**Exercise brief:** Go through the data and copy each line that holds "title".

[Data about app and page elements]
────────────────

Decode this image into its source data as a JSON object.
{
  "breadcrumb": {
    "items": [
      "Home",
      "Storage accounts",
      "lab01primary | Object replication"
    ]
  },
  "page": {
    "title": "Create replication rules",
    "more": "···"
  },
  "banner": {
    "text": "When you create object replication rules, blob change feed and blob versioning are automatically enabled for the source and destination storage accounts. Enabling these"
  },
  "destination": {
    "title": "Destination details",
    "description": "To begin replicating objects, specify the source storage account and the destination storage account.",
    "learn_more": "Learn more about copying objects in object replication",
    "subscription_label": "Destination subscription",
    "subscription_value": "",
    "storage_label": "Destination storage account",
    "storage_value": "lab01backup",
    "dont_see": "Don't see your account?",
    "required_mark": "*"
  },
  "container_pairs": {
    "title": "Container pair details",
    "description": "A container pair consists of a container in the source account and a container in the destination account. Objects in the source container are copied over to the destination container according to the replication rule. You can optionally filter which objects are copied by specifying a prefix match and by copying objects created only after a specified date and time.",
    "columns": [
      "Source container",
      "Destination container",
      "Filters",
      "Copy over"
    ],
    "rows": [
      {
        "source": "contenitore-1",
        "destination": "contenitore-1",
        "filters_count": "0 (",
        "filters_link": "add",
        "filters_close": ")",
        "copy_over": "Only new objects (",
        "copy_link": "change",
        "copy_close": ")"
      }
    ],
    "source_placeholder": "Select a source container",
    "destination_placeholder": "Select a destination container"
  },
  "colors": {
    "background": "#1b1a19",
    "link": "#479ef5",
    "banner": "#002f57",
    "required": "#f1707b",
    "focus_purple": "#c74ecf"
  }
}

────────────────

**Final answer:**
    "title": "Create replication rules",
    "title": "Destination details",
    "title": "Container pair details",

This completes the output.